**EXERCISE PROMPT**: Take every line from the material that has the word "with" in it.
(Beginning of ENTRIES PROVIDED)
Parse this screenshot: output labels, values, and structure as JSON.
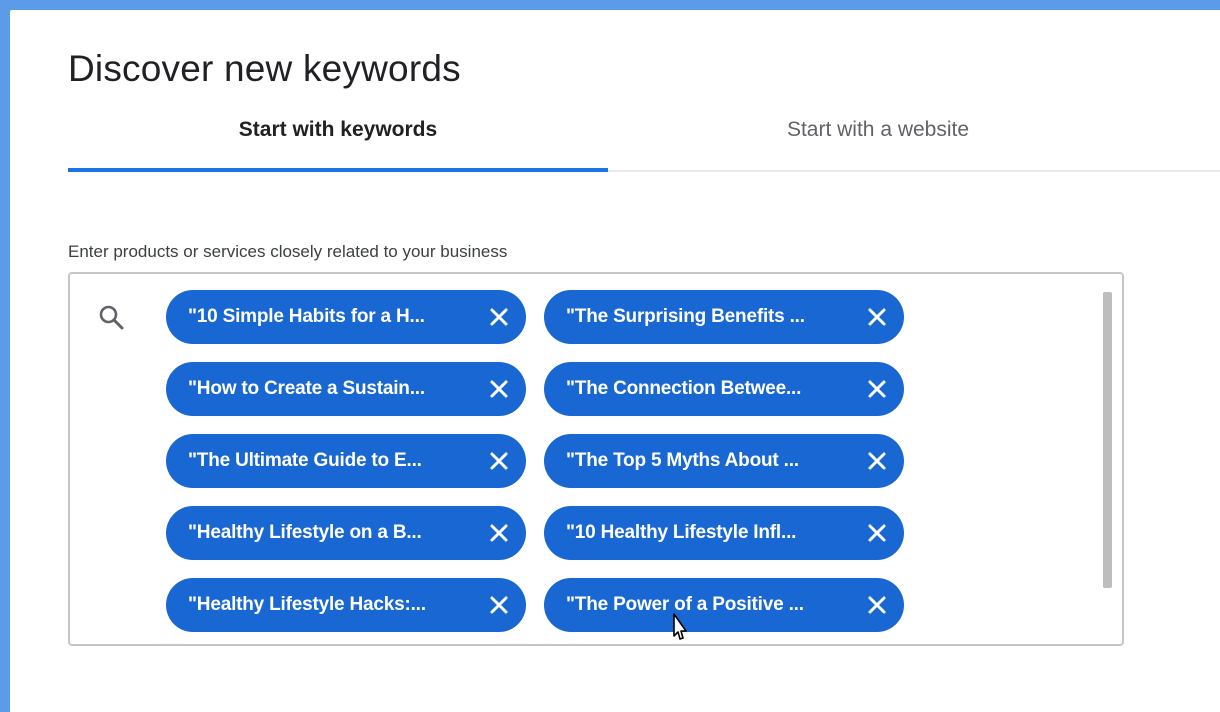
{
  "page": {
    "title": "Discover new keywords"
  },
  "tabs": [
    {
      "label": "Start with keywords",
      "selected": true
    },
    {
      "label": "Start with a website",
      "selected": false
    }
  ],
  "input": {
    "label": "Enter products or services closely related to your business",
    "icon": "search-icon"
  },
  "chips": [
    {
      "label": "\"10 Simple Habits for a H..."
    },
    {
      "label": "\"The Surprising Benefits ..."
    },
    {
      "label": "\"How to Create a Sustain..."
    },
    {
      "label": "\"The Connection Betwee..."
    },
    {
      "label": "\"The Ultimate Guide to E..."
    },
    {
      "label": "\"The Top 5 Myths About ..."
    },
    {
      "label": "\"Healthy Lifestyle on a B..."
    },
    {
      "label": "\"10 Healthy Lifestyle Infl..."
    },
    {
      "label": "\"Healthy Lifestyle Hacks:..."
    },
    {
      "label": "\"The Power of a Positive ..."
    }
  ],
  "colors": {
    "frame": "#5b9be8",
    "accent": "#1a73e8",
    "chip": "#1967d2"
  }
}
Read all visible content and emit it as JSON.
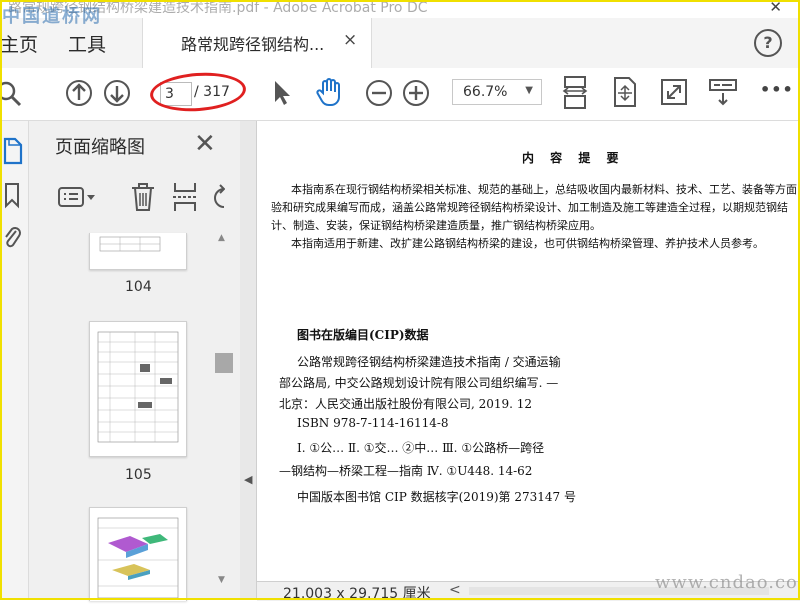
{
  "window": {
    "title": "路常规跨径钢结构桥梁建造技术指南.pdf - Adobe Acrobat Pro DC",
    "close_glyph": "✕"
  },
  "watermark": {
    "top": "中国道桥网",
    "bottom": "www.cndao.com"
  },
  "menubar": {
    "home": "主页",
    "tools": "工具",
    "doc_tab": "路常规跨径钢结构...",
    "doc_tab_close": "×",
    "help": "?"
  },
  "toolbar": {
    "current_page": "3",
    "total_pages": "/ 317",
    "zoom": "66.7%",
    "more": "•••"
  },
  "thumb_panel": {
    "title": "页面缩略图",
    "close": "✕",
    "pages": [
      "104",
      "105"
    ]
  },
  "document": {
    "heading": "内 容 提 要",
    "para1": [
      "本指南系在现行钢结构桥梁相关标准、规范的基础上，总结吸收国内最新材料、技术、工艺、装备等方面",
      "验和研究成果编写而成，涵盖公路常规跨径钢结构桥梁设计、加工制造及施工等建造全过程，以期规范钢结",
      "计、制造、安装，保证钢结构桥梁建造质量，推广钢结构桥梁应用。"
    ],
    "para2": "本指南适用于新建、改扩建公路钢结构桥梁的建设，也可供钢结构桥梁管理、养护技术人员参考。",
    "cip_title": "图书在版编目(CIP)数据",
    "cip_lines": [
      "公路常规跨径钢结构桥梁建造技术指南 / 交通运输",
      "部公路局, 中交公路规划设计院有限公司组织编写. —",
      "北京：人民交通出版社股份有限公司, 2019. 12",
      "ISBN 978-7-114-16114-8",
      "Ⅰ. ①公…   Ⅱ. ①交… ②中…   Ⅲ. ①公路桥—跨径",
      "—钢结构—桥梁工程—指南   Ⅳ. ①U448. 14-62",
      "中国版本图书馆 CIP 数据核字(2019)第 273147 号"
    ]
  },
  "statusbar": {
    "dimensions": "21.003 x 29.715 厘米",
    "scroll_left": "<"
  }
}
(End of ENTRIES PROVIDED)
**PROBLEM SOLUTION**:
      "label": "Start with keywords",
      "label": "Start with a website",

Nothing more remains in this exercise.